I started in early April, and it was cool in the higher country with light frosts in the morning. As you are going in May, then logically it would be warmer, but only a fool would try to tell you exactly what the weather will be like. Likewise with rain - I experienced very litte, but winter rains had left the paths very muddy underfoot.

From Lescar to Somport was solitary - I met one pilgrim in Sarrance, and one in Somport. After Jaca, there was more company.

I hope this has given you something to mull over, and I am now 30 minutes closer to my blood tests!

Buen camino

Alan

Be brave. Life is joyous.

Alan-

Do you happen to know the names of the albergues in Arres and Sarrance?
 

Alan Pearce

Veteran Member
Camino(s) past & future
Aragones 2008, del Norte 2009, VdlP 2011, Ingles 2014, Camino de Madri 2015, Frances 2017
Alan-

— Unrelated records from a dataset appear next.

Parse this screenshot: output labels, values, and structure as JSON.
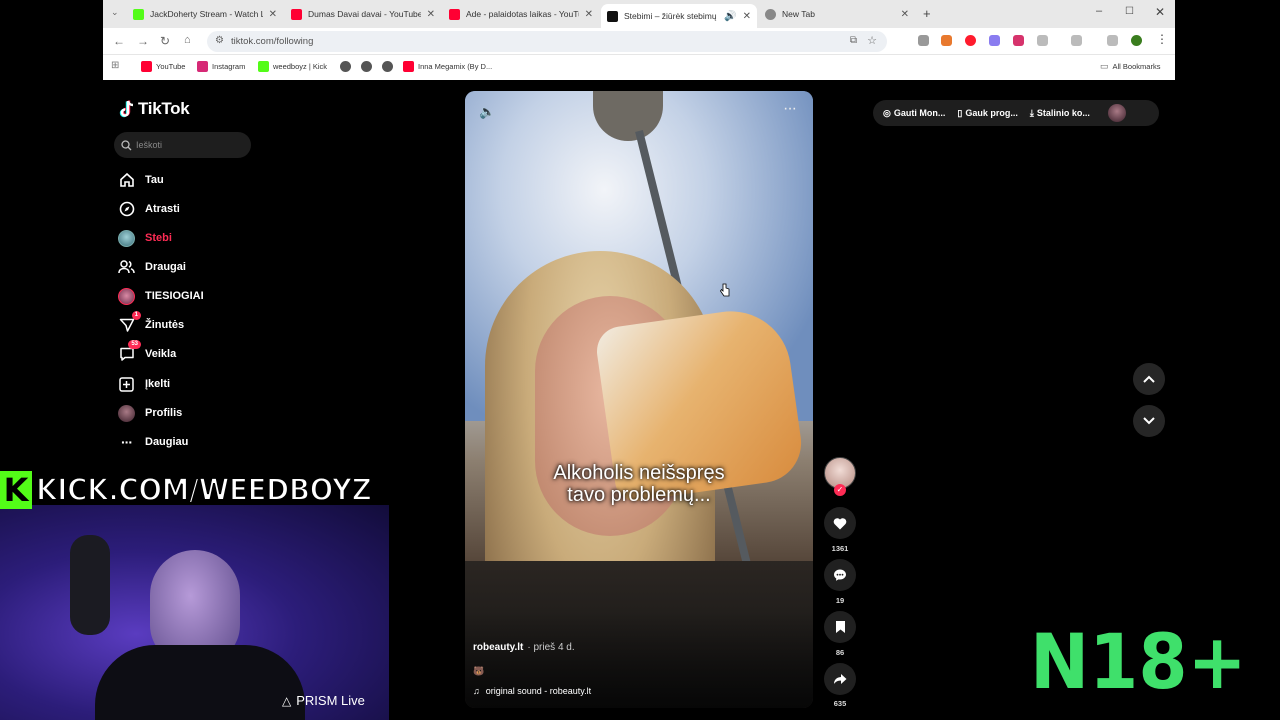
{
  "browser": {
    "tabs": [
      {
        "title": "JackDoherty Stream - Watch Liv",
        "fav_color": "#53fc18"
      },
      {
        "title": "Dumas Davai davai - YouTube",
        "fav_color": "#ff0033"
      },
      {
        "title": "Ade - palaidotas laikas - YouTu",
        "fav_color": "#ff0033"
      },
      {
        "title": "Stebimi – žiūrėk stebimų kū",
        "fav_color": "#111111"
      },
      {
        "title": "New Tab",
        "fav_color": "#888888"
      }
    ],
    "url": "tiktok.com/following",
    "bookmarks": [
      {
        "label": "YouTube",
        "fav_color": "#ff0033"
      },
      {
        "label": "Instagram",
        "fav_color": "#d62976"
      },
      {
        "label": "weedboyz | Kick",
        "fav_color": "#53fc18"
      },
      {
        "label": "",
        "fav_color": "#555555"
      },
      {
        "label": "",
        "fav_color": "#555555"
      },
      {
        "label": "",
        "fav_color": "#555555"
      },
      {
        "label": "Inna Megamix (By D...",
        "fav_color": "#ff0033"
      }
    ],
    "all_bookmarks": "All Bookmarks"
  },
  "tiktok": {
    "logo": "TikTok",
    "search_placeholder": "Ieškoti",
    "nav": [
      {
        "label": "Tau",
        "icon": "home-icon",
        "active": false
      },
      {
        "label": "Atrasti",
        "icon": "compass-icon",
        "active": false
      },
      {
        "label": "Stebi",
        "icon": "following-avatar-icon",
        "active": true
      },
      {
        "label": "Draugai",
        "icon": "friends-icon",
        "active": false
      },
      {
        "label": "TIESIOGIAI",
        "icon": "live-icon",
        "active": false
      },
      {
        "label": "Žinutės",
        "icon": "messages-icon",
        "active": false,
        "badge": "1"
      },
      {
        "label": "Veikla",
        "icon": "activity-icon",
        "active": false,
        "badge": "53"
      },
      {
        "label": "Įkelti",
        "icon": "upload-icon",
        "active": false
      },
      {
        "label": "Profilis",
        "icon": "profile-avatar-icon",
        "active": false
      },
      {
        "label": "Daugiau",
        "icon": "more-icon",
        "active": false
      }
    ],
    "top_actions": [
      "Gauti Mon...",
      "Gauk prog...",
      "Stalinio ko..."
    ],
    "video": {
      "caption_line1": "Alkoholis neišspręs",
      "caption_line2": "tavo problemų...",
      "author": "robeauty.lt",
      "time": "· prieš 4 d.",
      "emoji": "🐻",
      "sound": "original sound - robeauty.lt"
    },
    "actions": {
      "likes": "1361",
      "comments": "19",
      "saves": "86",
      "shares": "635"
    }
  },
  "overlay": {
    "kick_banner": "KICK.COM/WEEDBOYZ",
    "kick_logo": "K",
    "prism": "PRISM Live",
    "rating": "N18+"
  },
  "colors": {
    "accent": "#fe2c55",
    "kick_green": "#53fc18",
    "rating_green": "#3fe06b"
  }
}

Do you happen to know the names of the albergues in Arres and Sarrance?

The place I stayed in at Sarrance is the 14th century Sanctuary of Notre-Dame-de-Sarrance. When I was there the pilgrims room had no heating, and was very cold. Must ring the night before to book
05 59 34 54 78 and French is required - if you don't speak French the tourist bureau or your place of stay in Oloron may do it for you. There is also Auberge Sarrance, a combined restuarant/bar/shop/PO that has 5 rooms for rent - 05 59 34 56 92

Arres is a tiny, semi-ruined, semi-restored village on a rocky crag. The albergue is the Albergue- Hospital de Peregrinos 974 348 129. It is an old stone house, staffed by volunteers, and when I stayed there the women peregrinos helped prepare the evening meal and the men washed up afterwards. There is a steepish climb on the last bit of the trail before you arrive in Arres.

Wow, there is nothing like a good dose of nostalgia! I leave in 4 days for Spain [ that will make 6 visits in 7 years ] to lay down some more good memories.

Alan

Be brave. Life is joyous.
 

sulu

Veteran Member
Camino(s) past & future
a few since 2010
Hello Thora,
You say that you don't have a sleeping bag. Are you planning on carrying a liner? Albergues don't usually provide sheets and even if they do you don't know when they were last changed :( Not until Galicia will you be provided with a disposable sheet and pillow case every night. Most will provide blankets and a liner may be sufficient but if you are not carrying either a bag or a liner you would be wise to think hostals or pensions, not albergues. There is possible confusion over the name of sleeping places, a hostal in Spain is a hotel not a place with bunk beds and no sheets.
Good luck with your planning, the Aragones is lovely.
Sue
 

Advertisement

Booking.com

Similar threads

Camino Conversations

Camino Conversations

Forum Rules

Forum Rules

Forum Donation

Forum Donation
For those with no forum account, it is possible to donate here as well. Thank you for your support! Ivar

Follow Casa Ivar on Instagram

Most downloaded Resources

When is the best time to walk?

  • January

    Votes: 16 1.2%
  • February

    Votes: 10 0.8%
  • March

    Votes: 56 4.2%
  • April

    Votes: 200 15.2%
  • May

    Votes: 328 24.9%
  • June

    Votes: 95 7.2%
  • July

    Votes: 24 1.8%
  • August

    Votes: 27 2.0%
  • September

    Votes: 380 28.8%
  • October

    Votes: 158 12.0%
  • November

    Votes: 17 1.3%
  • December

    Votes: 7 0.5%

Camino Forum Store

Camino Forum Store
Top